Task prompt —
What you hand back must match the records word for word, with no pictures.

Records provided —
+--

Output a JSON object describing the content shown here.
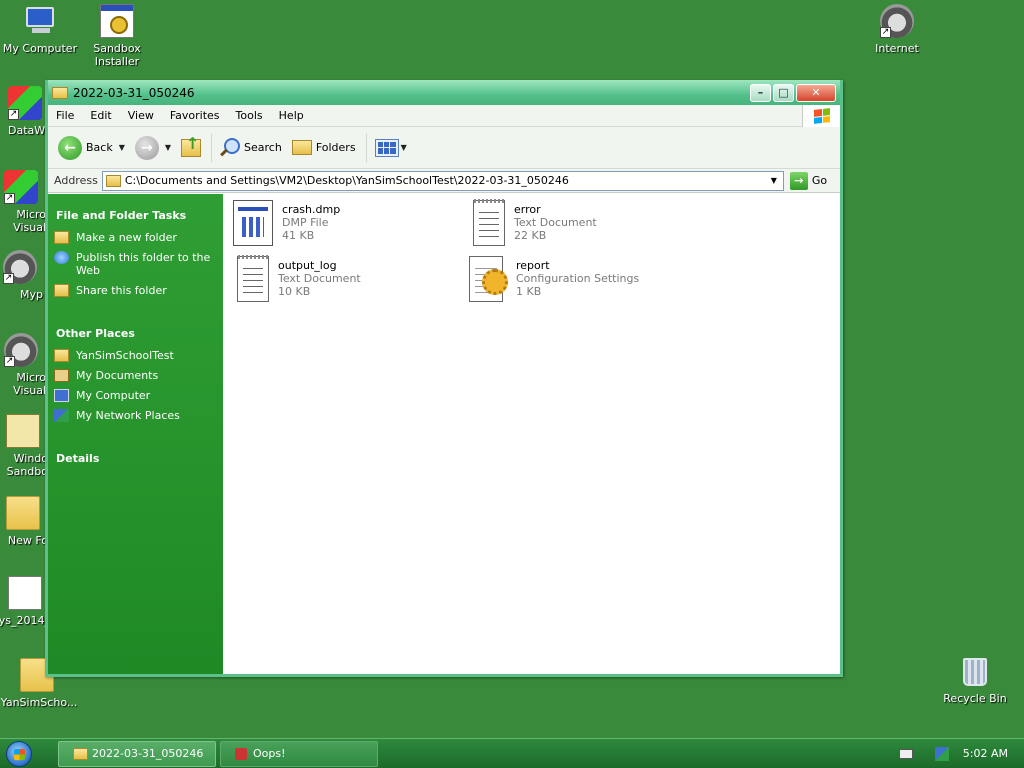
{
  "desktop": {
    "icons": [
      {
        "label": "My Computer",
        "icon": "computer-icon"
      },
      {
        "label": "Sandbox\nInstaller",
        "icon": "installer-icon"
      },
      {
        "label": "Internet",
        "icon": "internet-icon"
      },
      {
        "label": "DataWi",
        "icon": "datawi-icon"
      },
      {
        "label": "Micro\nVisual",
        "icon": "visual-studio-icon"
      },
      {
        "label": "Myp",
        "icon": "myp-icon"
      },
      {
        "label": "Micro\nVisual",
        "icon": "visual-icon"
      },
      {
        "label": "Windo\nSandbo",
        "icon": "sandbox-icon"
      },
      {
        "label": "New Fo",
        "icon": "folder-icon"
      },
      {
        "label": "ys_2014_",
        "icon": "file-icon"
      },
      {
        "label": "YanSimScho...",
        "icon": "folder-icon"
      },
      {
        "label": "Recycle Bin",
        "icon": "recycle-bin-icon"
      }
    ]
  },
  "window": {
    "title": "2022-03-31_050246",
    "controls": {
      "minimize": "–",
      "maximize": "□",
      "close": "✕"
    },
    "menu": [
      "File",
      "Edit",
      "View",
      "Favorites",
      "Tools",
      "Help"
    ],
    "toolbar": {
      "back": "Back",
      "search": "Search",
      "folders": "Folders"
    },
    "address": {
      "label": "Address",
      "value": "C:\\Documents and Settings\\VM2\\Desktop\\YanSimSchoolTest\\2022-03-31_050246",
      "go": "Go"
    },
    "taskpane": {
      "file_tasks": {
        "heading": "File and Folder Tasks",
        "items": [
          "Make a new folder",
          "Publish this folder to the Web",
          "Share this folder"
        ]
      },
      "other_places": {
        "heading": "Other Places",
        "items": [
          "YanSimSchoolTest",
          "My Documents",
          "My Computer",
          "My Network Places"
        ]
      },
      "details": {
        "heading": "Details"
      }
    },
    "files": [
      {
        "name": "crash.dmp",
        "type": "DMP File",
        "size": "41 KB",
        "icon": "dmp-file-icon"
      },
      {
        "name": "error",
        "type": "Text Document",
        "size": "22 KB",
        "icon": "text-document-icon"
      },
      {
        "name": "output_log",
        "type": "Text Document",
        "size": "10 KB",
        "icon": "text-document-icon"
      },
      {
        "name": "report",
        "type": "Configuration Settings",
        "size": "1 KB",
        "icon": "config-settings-icon"
      }
    ]
  },
  "taskbar": {
    "tasks": [
      {
        "label": "2022-03-31_050246",
        "state": "active"
      },
      {
        "label": "Oops!",
        "state": "inactive"
      }
    ],
    "clock": "5:02 AM"
  },
  "colors": {
    "desktop": "#3a8a3c",
    "taskpane": "#2f9e34",
    "titlebar": "#53c08a"
  }
}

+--

Solution —
Output a JSON object describing the content shown here.
{
  "desktop": {
    "icons": [
      {
        "label": "My Computer",
        "icon": "computer-icon"
      },
      {
        "label": "Sandbox\nInstaller",
        "icon": "installer-icon"
      },
      {
        "label": "Internet",
        "icon": "internet-icon"
      },
      {
        "label": "DataWi",
        "icon": "datawi-icon"
      },
      {
        "label": "Micro\nVisual",
        "icon": "visual-studio-icon"
      },
      {
        "label": "Myp",
        "icon": "myp-icon"
      },
      {
        "label": "Micro\nVisual",
        "icon": "visual-icon"
      },
      {
        "label": "Windo\nSandbo",
        "icon": "sandbox-icon"
      },
      {
        "label": "New Fo",
        "icon": "folder-icon"
      },
      {
        "label": "ys_2014_",
        "icon": "file-icon"
      },
      {
        "label": "YanSimScho...",
        "icon": "folder-icon"
      },
      {
        "label": "Recycle Bin",
        "icon": "recycle-bin-icon"
      }
    ]
  },
  "window": {
    "title": "2022-03-31_050246",
    "controls": {
      "minimize": "–",
      "maximize": "□",
      "close": "✕"
    },
    "menu": [
      "File",
      "Edit",
      "View",
      "Favorites",
      "Tools",
      "Help"
    ],
    "toolbar": {
      "back": "Back",
      "search": "Search",
      "folders": "Folders"
    },
    "address": {
      "label": "Address",
      "value": "C:\\Documents and Settings\\VM2\\Desktop\\YanSimSchoolTest\\2022-03-31_050246",
      "go": "Go"
    },
    "taskpane": {
      "file_tasks": {
        "heading": "File and Folder Tasks",
        "items": [
          "Make a new folder",
          "Publish this folder to the Web",
          "Share this folder"
        ]
      },
      "other_places": {
        "heading": "Other Places",
        "items": [
          "YanSimSchoolTest",
          "My Documents",
          "My Computer",
          "My Network Places"
        ]
      },
      "details": {
        "heading": "Details"
      }
    },
    "files": [
      {
        "name": "crash.dmp",
        "type": "DMP File",
        "size": "41 KB",
        "icon": "dmp-file-icon"
      },
      {
        "name": "error",
        "type": "Text Document",
        "size": "22 KB",
        "icon": "text-document-icon"
      },
      {
        "name": "output_log",
        "type": "Text Document",
        "size": "10 KB",
        "icon": "text-document-icon"
      },
      {
        "name": "report",
        "type": "Configuration Settings",
        "size": "1 KB",
        "icon": "config-settings-icon"
      }
    ]
  },
  "taskbar": {
    "tasks": [
      {
        "label": "2022-03-31_050246",
        "state": "active"
      },
      {
        "label": "Oops!",
        "state": "inactive"
      }
    ],
    "clock": "5:02 AM"
  },
  "colors": {
    "desktop": "#3a8a3c",
    "taskpane": "#2f9e34",
    "titlebar": "#53c08a"
  }
}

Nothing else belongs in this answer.